→ **Task directions**
Every line with the string "smiley" in it belongs in your answer, so copy them all from the data.

→ **The data**
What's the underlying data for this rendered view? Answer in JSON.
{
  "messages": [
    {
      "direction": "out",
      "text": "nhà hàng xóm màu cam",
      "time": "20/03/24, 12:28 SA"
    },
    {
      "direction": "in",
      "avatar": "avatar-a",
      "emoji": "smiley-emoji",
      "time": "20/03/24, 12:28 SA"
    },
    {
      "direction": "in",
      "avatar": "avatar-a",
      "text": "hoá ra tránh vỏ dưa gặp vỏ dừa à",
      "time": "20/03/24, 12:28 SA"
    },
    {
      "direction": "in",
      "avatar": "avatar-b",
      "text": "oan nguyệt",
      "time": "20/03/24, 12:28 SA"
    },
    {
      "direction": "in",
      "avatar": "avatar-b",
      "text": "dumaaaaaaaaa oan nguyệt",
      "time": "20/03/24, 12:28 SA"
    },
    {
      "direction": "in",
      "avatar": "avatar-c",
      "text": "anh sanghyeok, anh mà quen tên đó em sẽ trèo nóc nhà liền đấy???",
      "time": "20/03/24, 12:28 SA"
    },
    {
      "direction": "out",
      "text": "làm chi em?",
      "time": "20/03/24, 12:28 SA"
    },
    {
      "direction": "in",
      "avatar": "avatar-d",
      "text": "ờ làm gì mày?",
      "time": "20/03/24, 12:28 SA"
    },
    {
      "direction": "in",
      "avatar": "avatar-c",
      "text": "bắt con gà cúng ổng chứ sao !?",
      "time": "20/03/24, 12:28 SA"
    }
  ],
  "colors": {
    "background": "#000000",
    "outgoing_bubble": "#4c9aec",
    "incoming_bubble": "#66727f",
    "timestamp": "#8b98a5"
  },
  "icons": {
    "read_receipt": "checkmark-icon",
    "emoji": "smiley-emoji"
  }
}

→ **Worked solution**
      "emoji": "smiley-emoji",
    "emoji": "smiley-emoji"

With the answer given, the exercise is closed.